## Assigned task
Before copying, remove every picture, and then repeat all entries below precisely as written.

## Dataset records
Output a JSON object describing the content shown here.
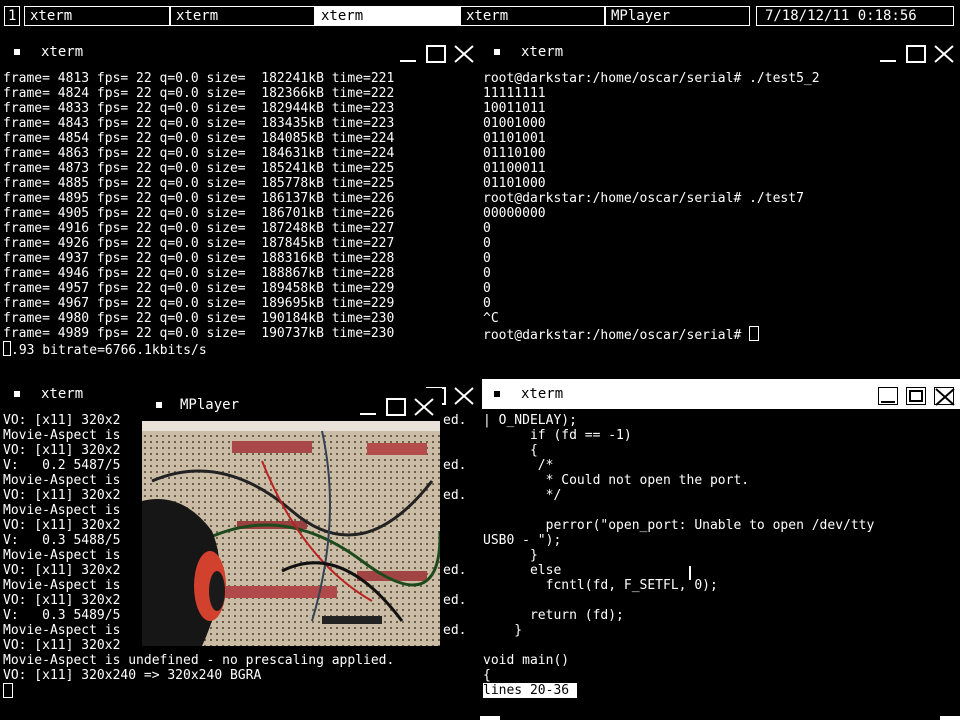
{
  "taskbar": {
    "workspace": "1",
    "tasks": [
      "xterm",
      "xterm",
      "xterm",
      "xterm",
      "MPlayer"
    ],
    "active_index": 2,
    "clock": "7/18/12/11  0:18:56"
  },
  "win_top_left": {
    "title": "xterm",
    "lines": [
      "frame= 4813 fps= 22 q=0.0 size=  182241kB time=221",
      "frame= 4824 fps= 22 q=0.0 size=  182366kB time=222",
      "frame= 4833 fps= 22 q=0.0 size=  182944kB time=223",
      "frame= 4843 fps= 22 q=0.0 size=  183435kB time=223",
      "frame= 4854 fps= 22 q=0.0 size=  184085kB time=224",
      "frame= 4863 fps= 22 q=0.0 size=  184631kB time=224",
      "frame= 4873 fps= 22 q=0.0 size=  185241kB time=225",
      "frame= 4885 fps= 22 q=0.0 size=  185778kB time=225",
      "frame= 4895 fps= 22 q=0.0 size=  186137kB time=226",
      "frame= 4905 fps= 22 q=0.0 size=  186701kB time=226",
      "frame= 4916 fps= 22 q=0.0 size=  187248kB time=227",
      "frame= 4926 fps= 22 q=0.0 size=  187845kB time=227",
      "frame= 4937 fps= 22 q=0.0 size=  188316kB time=228",
      "frame= 4946 fps= 22 q=0.0 size=  188867kB time=228",
      "frame= 4957 fps= 22 q=0.0 size=  189458kB time=229",
      "frame= 4967 fps= 22 q=0.0 size=  189695kB time=229",
      "frame= 4980 fps= 22 q=0.0 size=  190184kB time=230",
      "frame= 4989 fps= 22 q=0.0 size=  190737kB time=230"
    ],
    "last_line": ".93 bitrate=6766.1kbits/s"
  },
  "win_top_right": {
    "title": "xterm",
    "lines": [
      "root@darkstar:/home/oscar/serial# ./test5_2",
      "11111111",
      "10011011",
      "01001000",
      "01101001",
      "01110100",
      "01100011",
      "01101000",
      "root@darkstar:/home/oscar/serial# ./test7",
      "00000000",
      "0",
      "0",
      "0",
      "0",
      "0",
      "0",
      "^C"
    ],
    "prompt": "root@darkstar:/home/oscar/serial# "
  },
  "win_bottom_left": {
    "title": "xterm",
    "lines": [
      "VO: [x11] 320x2",
      "Movie-Aspect is",
      "VO: [x11] 320x2",
      "V:   0.2 5487/5",
      "Movie-Aspect is",
      "VO: [x11] 320x2",
      "Movie-Aspect is",
      "VO: [x11] 320x2",
      "V:   0.3 5488/5",
      "Movie-Aspect is",
      "VO: [x11] 320x2",
      "Movie-Aspect is",
      "VO: [x11] 320x2",
      "V:   0.3 5489/5",
      "Movie-Aspect is",
      "VO: [x11] 320x2"
    ],
    "right_fragments": [
      "ed.",
      "",
      "",
      "ed.",
      "",
      "ed.",
      "",
      "",
      "",
      "",
      "ed.",
      "",
      "ed.",
      "",
      "ed.",
      ""
    ],
    "line_full_1": "Movie-Aspect is undefined - no prescaling applied.",
    "line_full_2": "VO: [x11] 320x240 => 320x240 BGRA"
  },
  "mplayer": {
    "title": "MPlayer"
  },
  "win_bottom_right": {
    "title": "xterm",
    "lines": [
      "| O_NDELAY);",
      "      if (fd == -1)",
      "      {",
      "       /*",
      "        * Could not open the port.",
      "        */",
      "",
      "        perror(\"open_port: Unable to open /dev/tty",
      "USB0 - \");",
      "      }",
      "      else",
      "        fcntl(fd, F_SETFL, 0);",
      "",
      "      return (fd);",
      "    }",
      "",
      "void main()",
      "{"
    ],
    "status": "lines 20-36"
  }
}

## Reply
Output a JSON object describing the content shown here.
{
  "taskbar": {
    "workspace": "1",
    "tasks": [
      "xterm",
      "xterm",
      "xterm",
      "xterm",
      "MPlayer"
    ],
    "active_index": 2,
    "clock": "7/18/12/11  0:18:56"
  },
  "win_top_left": {
    "title": "xterm",
    "lines": [
      "frame= 4813 fps= 22 q=0.0 size=  182241kB time=221",
      "frame= 4824 fps= 22 q=0.0 size=  182366kB time=222",
      "frame= 4833 fps= 22 q=0.0 size=  182944kB time=223",
      "frame= 4843 fps= 22 q=0.0 size=  183435kB time=223",
      "frame= 4854 fps= 22 q=0.0 size=  184085kB time=224",
      "frame= 4863 fps= 22 q=0.0 size=  184631kB time=224",
      "frame= 4873 fps= 22 q=0.0 size=  185241kB time=225",
      "frame= 4885 fps= 22 q=0.0 size=  185778kB time=225",
      "frame= 4895 fps= 22 q=0.0 size=  186137kB time=226",
      "frame= 4905 fps= 22 q=0.0 size=  186701kB time=226",
      "frame= 4916 fps= 22 q=0.0 size=  187248kB time=227",
      "frame= 4926 fps= 22 q=0.0 size=  187845kB time=227",
      "frame= 4937 fps= 22 q=0.0 size=  188316kB time=228",
      "frame= 4946 fps= 22 q=0.0 size=  188867kB time=228",
      "frame= 4957 fps= 22 q=0.0 size=  189458kB time=229",
      "frame= 4967 fps= 22 q=0.0 size=  189695kB time=229",
      "frame= 4980 fps= 22 q=0.0 size=  190184kB time=230",
      "frame= 4989 fps= 22 q=0.0 size=  190737kB time=230"
    ],
    "last_line": ".93 bitrate=6766.1kbits/s"
  },
  "win_top_right": {
    "title": "xterm",
    "lines": [
      "root@darkstar:/home/oscar/serial# ./test5_2",
      "11111111",
      "10011011",
      "01001000",
      "01101001",
      "01110100",
      "01100011",
      "01101000",
      "root@darkstar:/home/oscar/serial# ./test7",
      "00000000",
      "0",
      "0",
      "0",
      "0",
      "0",
      "0",
      "^C"
    ],
    "prompt": "root@darkstar:/home/oscar/serial# "
  },
  "win_bottom_left": {
    "title": "xterm",
    "lines": [
      "VO: [x11] 320x2",
      "Movie-Aspect is",
      "VO: [x11] 320x2",
      "V:   0.2 5487/5",
      "Movie-Aspect is",
      "VO: [x11] 320x2",
      "Movie-Aspect is",
      "VO: [x11] 320x2",
      "V:   0.3 5488/5",
      "Movie-Aspect is",
      "VO: [x11] 320x2",
      "Movie-Aspect is",
      "VO: [x11] 320x2",
      "V:   0.3 5489/5",
      "Movie-Aspect is",
      "VO: [x11] 320x2"
    ],
    "right_fragments": [
      "ed.",
      "",
      "",
      "ed.",
      "",
      "ed.",
      "",
      "",
      "",
      "",
      "ed.",
      "",
      "ed.",
      "",
      "ed.",
      ""
    ],
    "line_full_1": "Movie-Aspect is undefined - no prescaling applied.",
    "line_full_2": "VO: [x11] 320x240 => 320x240 BGRA"
  },
  "mplayer": {
    "title": "MPlayer"
  },
  "win_bottom_right": {
    "title": "xterm",
    "lines": [
      "| O_NDELAY);",
      "      if (fd == -1)",
      "      {",
      "       /*",
      "        * Could not open the port.",
      "        */",
      "",
      "        perror(\"open_port: Unable to open /dev/tty",
      "USB0 - \");",
      "      }",
      "      else",
      "        fcntl(fd, F_SETFL, 0);",
      "",
      "      return (fd);",
      "    }",
      "",
      "void main()",
      "{"
    ],
    "status": "lines 20-36"
  }
}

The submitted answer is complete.